Ross Enamait is a boxing coach and trainer. He has a passion for high-performance conditioning, strength, and athletic development. His philosophy is that successful training requires figuring out what works for the individual. On Ross Training, he provides the research and real-world advice his experiences have backed up, but never a “my way or the highway” approach. Visit the blog.
It's National Cake Day! #NationalCakeDay #CakeDay Celebrate with one of these #BariatricSurgery friendly Microwave Protein Cakes. You can make one of these In 5 minutes from start to finish (like those microwave mug cakes) #Recipes: https://tinyurl.com/35vop7b #WLS #WLSeats #WLSfood #lowcarb #sugarfree #protein #WLSCommunity #WLSSupport #GastricBypass #RNY #VerticalSleeve #VSG #weightloss #weightlosssurgery #weightlossjourney #fitness #Eggface
Americans are getting less sleep than ever these days and it’s taking a toll on our health—most visibly on our waistlines. Losing just 30 minutes of sleep per night can make you gain weight, according to a study done by the Endocrine Society. Worse, that weight is more likely to go straight to your tummy. Instead, the researchers found, the best sleep cycle is one that follows your natural circadian rhythms, which means sleeping and waking around the same time as the sun. Here are the 7 ways to banish belly bloat in your sleep.
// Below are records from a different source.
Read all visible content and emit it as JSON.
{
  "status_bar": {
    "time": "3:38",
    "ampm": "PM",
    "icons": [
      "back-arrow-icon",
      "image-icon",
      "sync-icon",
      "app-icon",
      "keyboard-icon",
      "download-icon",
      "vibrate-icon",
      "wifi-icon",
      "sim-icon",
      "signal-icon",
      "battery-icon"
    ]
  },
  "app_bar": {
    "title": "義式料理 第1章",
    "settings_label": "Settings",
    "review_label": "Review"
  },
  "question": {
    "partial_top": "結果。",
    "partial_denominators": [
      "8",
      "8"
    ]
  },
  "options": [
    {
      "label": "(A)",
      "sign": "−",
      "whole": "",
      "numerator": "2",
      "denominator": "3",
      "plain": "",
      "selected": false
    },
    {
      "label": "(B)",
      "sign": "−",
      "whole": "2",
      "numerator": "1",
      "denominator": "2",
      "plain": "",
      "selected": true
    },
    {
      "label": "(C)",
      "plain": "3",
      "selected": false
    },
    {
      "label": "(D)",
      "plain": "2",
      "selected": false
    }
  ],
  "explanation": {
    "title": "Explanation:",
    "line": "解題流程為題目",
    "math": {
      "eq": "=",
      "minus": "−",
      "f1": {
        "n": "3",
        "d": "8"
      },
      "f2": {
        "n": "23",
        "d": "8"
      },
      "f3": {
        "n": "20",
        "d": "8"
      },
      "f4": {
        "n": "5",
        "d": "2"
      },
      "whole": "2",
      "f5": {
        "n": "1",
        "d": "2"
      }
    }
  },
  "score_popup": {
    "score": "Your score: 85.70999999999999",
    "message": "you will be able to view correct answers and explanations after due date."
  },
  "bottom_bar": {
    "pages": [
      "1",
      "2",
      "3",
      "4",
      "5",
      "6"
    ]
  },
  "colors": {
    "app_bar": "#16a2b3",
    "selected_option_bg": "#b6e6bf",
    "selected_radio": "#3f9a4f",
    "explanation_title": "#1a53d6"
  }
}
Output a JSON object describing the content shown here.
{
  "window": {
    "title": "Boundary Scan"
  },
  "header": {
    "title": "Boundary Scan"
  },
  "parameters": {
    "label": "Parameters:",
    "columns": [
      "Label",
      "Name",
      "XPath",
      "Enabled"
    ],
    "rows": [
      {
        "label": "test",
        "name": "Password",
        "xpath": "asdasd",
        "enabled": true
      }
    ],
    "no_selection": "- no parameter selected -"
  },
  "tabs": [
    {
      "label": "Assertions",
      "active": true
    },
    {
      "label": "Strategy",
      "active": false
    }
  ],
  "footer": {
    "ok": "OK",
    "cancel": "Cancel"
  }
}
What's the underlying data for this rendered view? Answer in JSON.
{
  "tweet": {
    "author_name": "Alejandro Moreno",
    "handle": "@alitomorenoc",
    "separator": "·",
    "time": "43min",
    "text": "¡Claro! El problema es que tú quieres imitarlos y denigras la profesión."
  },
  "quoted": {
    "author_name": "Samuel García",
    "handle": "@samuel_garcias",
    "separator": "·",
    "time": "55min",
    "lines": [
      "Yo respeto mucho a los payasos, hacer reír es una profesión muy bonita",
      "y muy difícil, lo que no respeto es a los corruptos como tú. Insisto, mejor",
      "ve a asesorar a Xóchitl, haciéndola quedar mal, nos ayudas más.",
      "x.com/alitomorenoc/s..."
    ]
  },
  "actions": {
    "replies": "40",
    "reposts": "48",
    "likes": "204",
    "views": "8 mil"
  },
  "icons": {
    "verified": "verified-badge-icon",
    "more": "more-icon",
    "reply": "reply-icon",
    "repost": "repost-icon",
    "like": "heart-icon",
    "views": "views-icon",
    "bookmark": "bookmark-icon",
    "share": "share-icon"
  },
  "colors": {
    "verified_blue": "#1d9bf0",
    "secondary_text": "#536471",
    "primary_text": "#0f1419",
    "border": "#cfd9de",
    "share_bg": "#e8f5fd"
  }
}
Eat Breakfast Every Day. One habit that's common to many people who have lost weight and kept it off is eating breakfast every day. "Many people think skipping breakfast is a great way to cut calories, but they usually end up eating more throughout the day, says Elizabeth Ward, MS, RD, author of The Pocket Idiot's Guide to the New Food Pyramids. "Studies show people who eat breakfast have lower BMIs than breakfast-skippers and perform better, whether at school or in the boardroom." Try a bowl of whole-grain cereal topped with fruit and low-fat dairy for a quick and nutritious start to your day.
So how does this work? A quick run-through: The first tip was to eat low carb. This is because a low-carb diet lowers your levels of the fat-storing hormone insulin, allowing your fat deposits to shrink and release their stored energy. This tends to cause you to want to consume fewer calories than you expend – without hunger – and lose weight. Several of the tips mentioned above are about fine-tuning your diet to better this effect.
Nicole Morrissey is a registered dietitian who works specifically with diabetes and weight management. What sets her apart from many other dietitians is that she’s struggled with her own weight since a young age. She was 14 when she went to her first Weight Watchers meeting, and the years that followed brought many ups and downs. Today, she accepts that she “may forever be a work in progress,” so she focuses on balance. That means healthy, good-for-her foods, and doing the active things she loves, like running and hockey. Visit the blog.